Items from an interface collection:

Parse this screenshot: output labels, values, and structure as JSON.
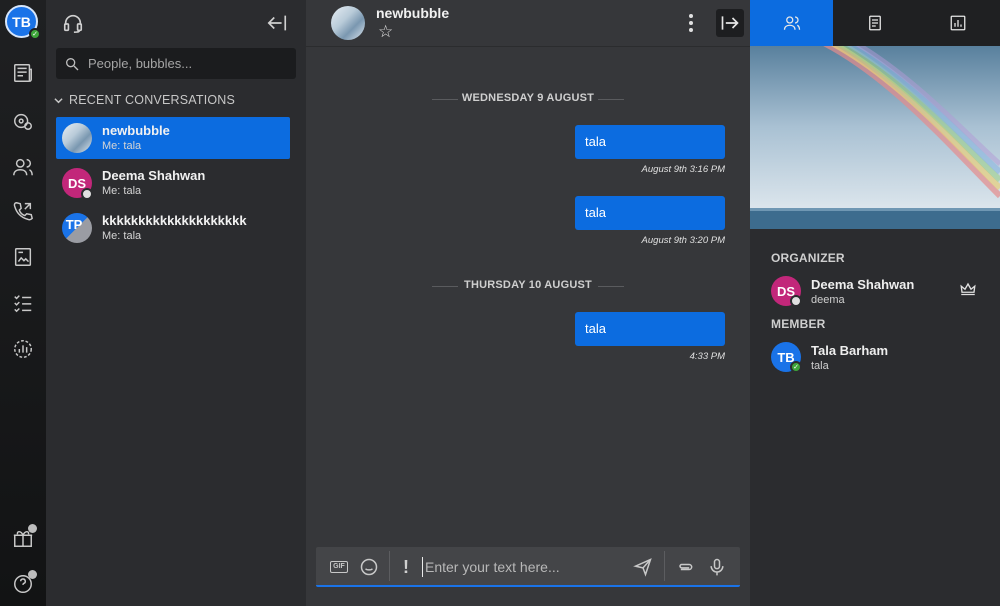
{
  "rail": {
    "me_initials": "TB",
    "icons": [
      "news-icon",
      "channels-icon",
      "contacts-icon",
      "calls-icon",
      "files-icon",
      "tasks-icon",
      "dashboard-icon",
      "gift-icon",
      "help-icon"
    ]
  },
  "list": {
    "search_placeholder": "People, bubbles...",
    "section_title": "RECENT CONVERSATIONS",
    "conversations": [
      {
        "name": "newbubble",
        "last": "Me: tala",
        "initials": ""
      },
      {
        "name": "Deema Shahwan",
        "last": "Me: tala",
        "initials": "DS"
      },
      {
        "name": "kkkkkkkkkkkkkkkkkkkk",
        "last": "Me: tala",
        "initials": "TP"
      }
    ]
  },
  "chat": {
    "title": "newbubble",
    "star": "☆",
    "days": [
      "WEDNESDAY 9 AUGUST",
      "THURSDAY 10 AUGUST"
    ],
    "messages": [
      {
        "text": "tala",
        "time": "August 9th 3:16 PM"
      },
      {
        "text": "tala",
        "time": "August 9th 3:20 PM"
      },
      {
        "text": "tala",
        "time": "4:33 PM"
      }
    ],
    "composer_placeholder": "Enter your text here...",
    "gif_label": "GIF",
    "urgent_label": "!"
  },
  "details": {
    "organizer_label": "ORGANIZER",
    "member_label": "MEMBER",
    "organizer": {
      "initials": "DS",
      "name": "Deema Shahwan",
      "username": "deema"
    },
    "member": {
      "initials": "TB",
      "name": "Tala Barham",
      "username": "tala"
    }
  },
  "colors": {
    "accent": "#0c6ce0",
    "online": "#3ea63a",
    "deema_avatar": "#c2277a"
  }
}
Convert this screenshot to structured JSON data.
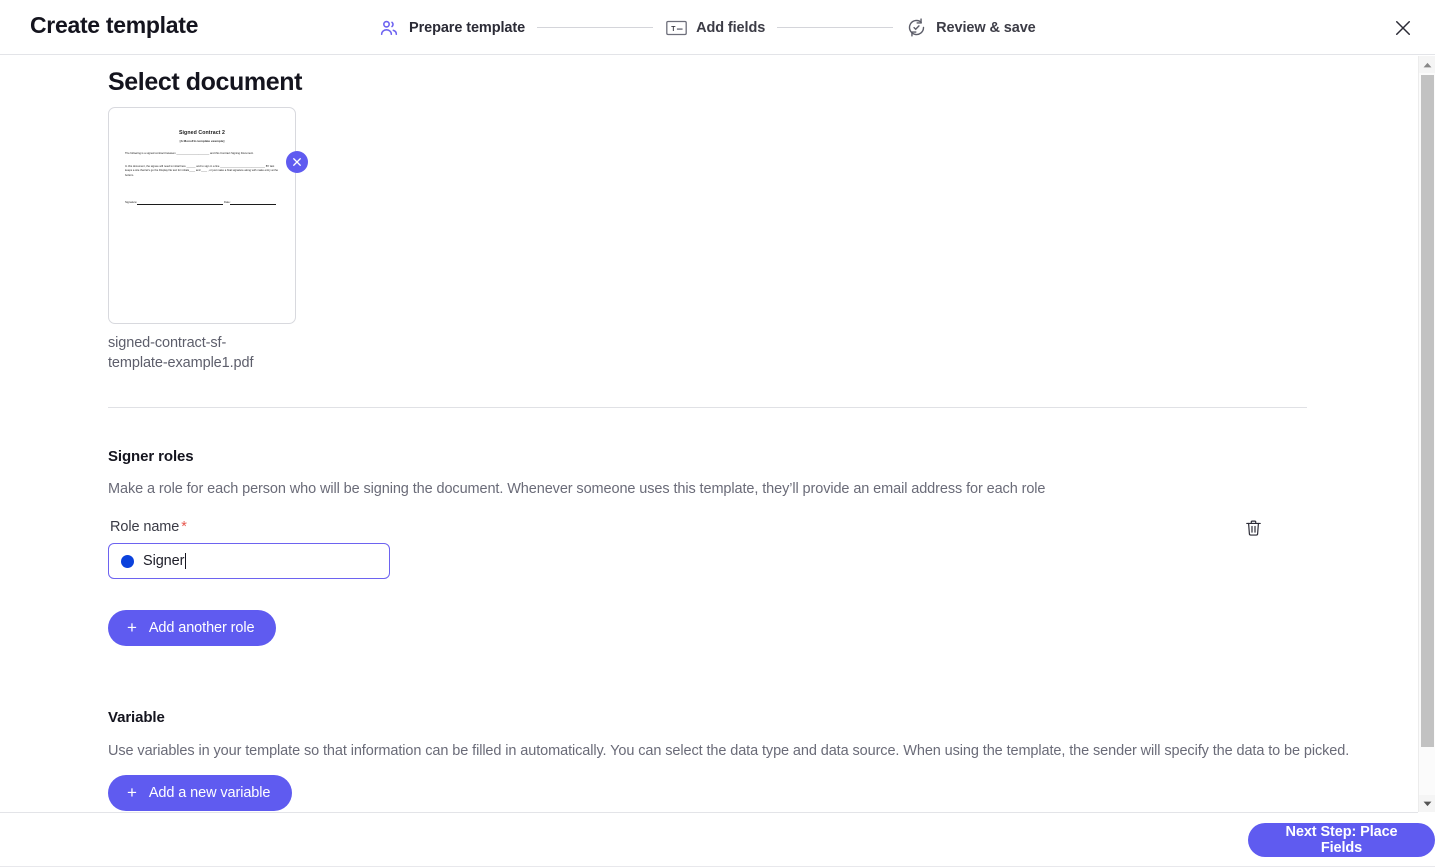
{
  "header": {
    "title": "Create template",
    "steps": [
      {
        "label": "Prepare template",
        "icon": "users-icon",
        "active": true
      },
      {
        "label": "Add fields",
        "icon": "text-field-icon",
        "active": false
      },
      {
        "label": "Review & save",
        "icon": "review-sync-check-icon",
        "active": false
      }
    ],
    "close_icon": "close-icon"
  },
  "main": {
    "select_document": {
      "heading": "Select document",
      "document": {
        "file_name": "signed-contract-sf-template-example1.pdf",
        "remove_icon": "close-circle-icon",
        "preview": {
          "title": "Signed Contract 2",
          "subtitle": "[A MonoFlo template example]",
          "paragraph1": "The following is a signed contract between ______________________ and this Contract Signing Document.",
          "paragraph2": "In this document, the signee will need to initial here ______ and to sign in a line ______________________________ BY last keeps a site that let's go the Display file text for initials____ and ____ , or just make a final signature along with make entry at the bottom.",
          "signature_label": "Signature:",
          "date_label": "Date:"
        }
      }
    },
    "signer_roles": {
      "title": "Signer roles",
      "description": "Make a role for each person who will be signing the document. Whenever someone uses this template, they’ll provide an email address for each role",
      "field_label": "Role name",
      "required_marker": "*",
      "role_value": "Signer",
      "role_color": "#0b41dc",
      "delete_icon": "trash-icon",
      "add_button": "Add another role"
    },
    "variable": {
      "title": "Variable",
      "description": "Use variables in your template so that information can be filled in automatically. You can select the data type and data source. When using the template, the sender will specify the data to be picked.",
      "add_button": "Add a new variable"
    }
  },
  "footer": {
    "next_button": "Next Step: Place Fields"
  },
  "theme": {
    "accent": "#5f5bf0",
    "text_primary": "#14141e",
    "text_secondary": "#6a6b78",
    "border": "#e3e4e8",
    "required_red": "#e7584f"
  }
}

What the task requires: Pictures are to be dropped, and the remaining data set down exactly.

Response below:
Parse this screenshot: output labels, values, and structure as JSON.
{
  "rail": {
    "me_initials": "TB",
    "icons": [
      "news-icon",
      "channels-icon",
      "contacts-icon",
      "calls-icon",
      "files-icon",
      "tasks-icon",
      "dashboard-icon",
      "gift-icon",
      "help-icon"
    ]
  },
  "list": {
    "search_placeholder": "People, bubbles...",
    "section_title": "RECENT CONVERSATIONS",
    "conversations": [
      {
        "name": "newbubble",
        "last": "Me: tala",
        "initials": ""
      },
      {
        "name": "Deema Shahwan",
        "last": "Me: tala",
        "initials": "DS"
      },
      {
        "name": "kkkkkkkkkkkkkkkkkkkk",
        "last": "Me: tala",
        "initials": "TP"
      }
    ]
  },
  "chat": {
    "title": "newbubble",
    "star": "☆",
    "days": [
      "WEDNESDAY 9 AUGUST",
      "THURSDAY 10 AUGUST"
    ],
    "messages": [
      {
        "text": "tala",
        "time": "August 9th 3:16 PM"
      },
      {
        "text": "tala",
        "time": "August 9th 3:20 PM"
      },
      {
        "text": "tala",
        "time": "4:33 PM"
      }
    ],
    "composer_placeholder": "Enter your text here...",
    "gif_label": "GIF",
    "urgent_label": "!"
  },
  "details": {
    "organizer_label": "ORGANIZER",
    "member_label": "MEMBER",
    "organizer": {
      "initials": "DS",
      "name": "Deema Shahwan",
      "username": "deema"
    },
    "member": {
      "initials": "TB",
      "name": "Tala Barham",
      "username": "tala"
    }
  },
  "colors": {
    "accent": "#0c6ce0",
    "online": "#3ea63a",
    "deema_avatar": "#c2277a"
  }
}
Convert this screenshot to structured JSON data.
{
  "header": {
    "title": "Create template",
    "steps": [
      {
        "label": "Prepare template",
        "icon": "users-icon",
        "active": true
      },
      {
        "label": "Add fields",
        "icon": "text-field-icon",
        "active": false
      },
      {
        "label": "Review & save",
        "icon": "review-sync-check-icon",
        "active": false
      }
    ],
    "close_icon": "close-icon"
  },
  "main": {
    "select_document": {
      "heading": "Select document",
      "document": {
        "file_name": "signed-contract-sf-template-example1.pdf",
        "remove_icon": "close-circle-icon",
        "preview": {
          "title": "Signed Contract 2",
          "subtitle": "[A MonoFlo template example]",
          "paragraph1": "The following is a signed contract between ______________________ and this Contract Signing Document.",
          "paragraph2": "In this document, the signee will need to initial here ______ and to sign in a line ______________________________ BY last keeps a site that let's go the Display file text for initials____ and ____ , or just make a final signature along with make entry at the bottom.",
          "signature_label": "Signature:",
          "date_label": "Date:"
        }
      }
    },
    "signer_roles": {
      "title": "Signer roles",
      "description": "Make a role for each person who will be signing the document. Whenever someone uses this template, they’ll provide an email address for each role",
      "field_label": "Role name",
      "required_marker": "*",
      "role_value": "Signer",
      "role_color": "#0b41dc",
      "delete_icon": "trash-icon",
      "add_button": "Add another role"
    },
    "variable": {
      "title": "Variable",
      "description": "Use variables in your template so that information can be filled in automatically. You can select the data type and data source. When using the template, the sender will specify the data to be picked.",
      "add_button": "Add a new variable"
    }
  },
  "footer": {
    "next_button": "Next Step: Place Fields"
  },
  "theme": {
    "accent": "#5f5bf0",
    "text_primary": "#14141e",
    "text_secondary": "#6a6b78",
    "border": "#e3e4e8",
    "required_red": "#e7584f"
  }
}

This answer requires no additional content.